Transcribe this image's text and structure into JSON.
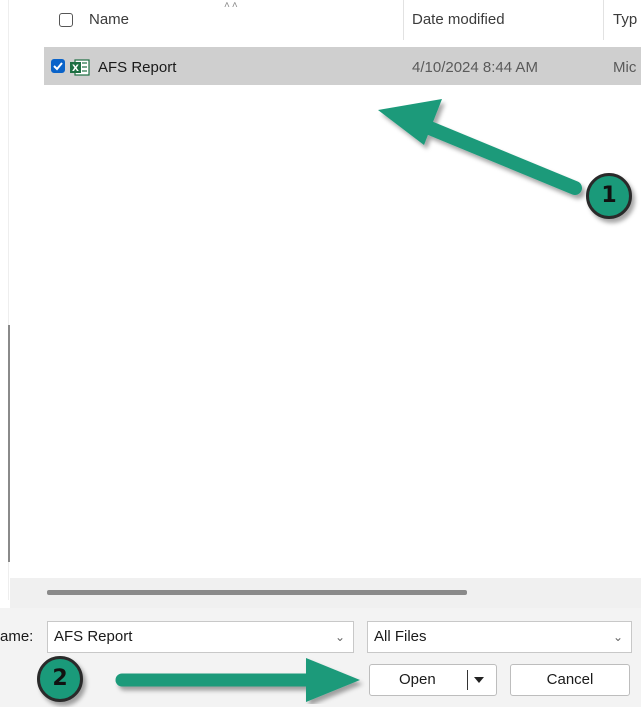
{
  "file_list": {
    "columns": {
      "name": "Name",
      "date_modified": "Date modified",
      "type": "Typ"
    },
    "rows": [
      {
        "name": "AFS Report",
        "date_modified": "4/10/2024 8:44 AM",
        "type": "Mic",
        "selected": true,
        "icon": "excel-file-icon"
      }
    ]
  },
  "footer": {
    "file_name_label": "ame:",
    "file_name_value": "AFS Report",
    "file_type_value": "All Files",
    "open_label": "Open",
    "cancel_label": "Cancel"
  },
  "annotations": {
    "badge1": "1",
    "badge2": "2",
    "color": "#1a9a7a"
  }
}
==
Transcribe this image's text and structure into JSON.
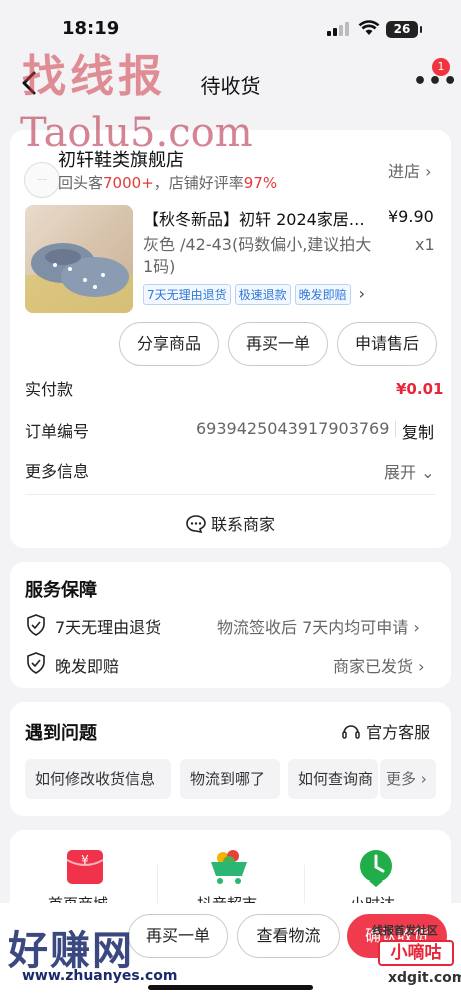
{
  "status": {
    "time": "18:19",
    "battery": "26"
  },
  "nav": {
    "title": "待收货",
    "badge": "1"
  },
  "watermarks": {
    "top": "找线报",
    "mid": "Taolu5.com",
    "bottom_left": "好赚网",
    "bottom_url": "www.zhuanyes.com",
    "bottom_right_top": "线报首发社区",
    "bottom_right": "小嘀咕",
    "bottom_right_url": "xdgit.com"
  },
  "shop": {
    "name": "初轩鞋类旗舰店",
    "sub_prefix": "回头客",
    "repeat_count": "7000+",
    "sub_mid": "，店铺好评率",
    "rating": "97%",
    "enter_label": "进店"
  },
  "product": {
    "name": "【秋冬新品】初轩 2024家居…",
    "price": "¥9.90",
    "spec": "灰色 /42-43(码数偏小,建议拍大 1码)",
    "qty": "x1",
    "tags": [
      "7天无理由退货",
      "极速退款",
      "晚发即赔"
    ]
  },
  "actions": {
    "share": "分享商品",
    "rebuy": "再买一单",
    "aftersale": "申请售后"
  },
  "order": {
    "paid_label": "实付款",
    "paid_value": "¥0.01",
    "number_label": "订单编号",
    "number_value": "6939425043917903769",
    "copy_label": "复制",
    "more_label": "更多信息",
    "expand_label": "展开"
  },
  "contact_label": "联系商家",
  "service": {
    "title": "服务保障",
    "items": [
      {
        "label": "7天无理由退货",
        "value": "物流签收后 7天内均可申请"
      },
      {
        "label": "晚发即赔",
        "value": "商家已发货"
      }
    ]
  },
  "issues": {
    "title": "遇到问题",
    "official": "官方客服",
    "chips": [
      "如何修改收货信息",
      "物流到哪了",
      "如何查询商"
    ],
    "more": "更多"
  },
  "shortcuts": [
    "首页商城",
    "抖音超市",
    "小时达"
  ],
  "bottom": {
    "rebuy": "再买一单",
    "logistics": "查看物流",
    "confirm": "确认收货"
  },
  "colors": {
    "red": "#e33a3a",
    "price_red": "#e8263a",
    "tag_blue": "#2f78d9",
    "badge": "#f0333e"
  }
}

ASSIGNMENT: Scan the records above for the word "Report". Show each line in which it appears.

OUTPUT OF THE EXERCISE:
        "name": "AFS Report",
    "file_name_value": "AFS Report",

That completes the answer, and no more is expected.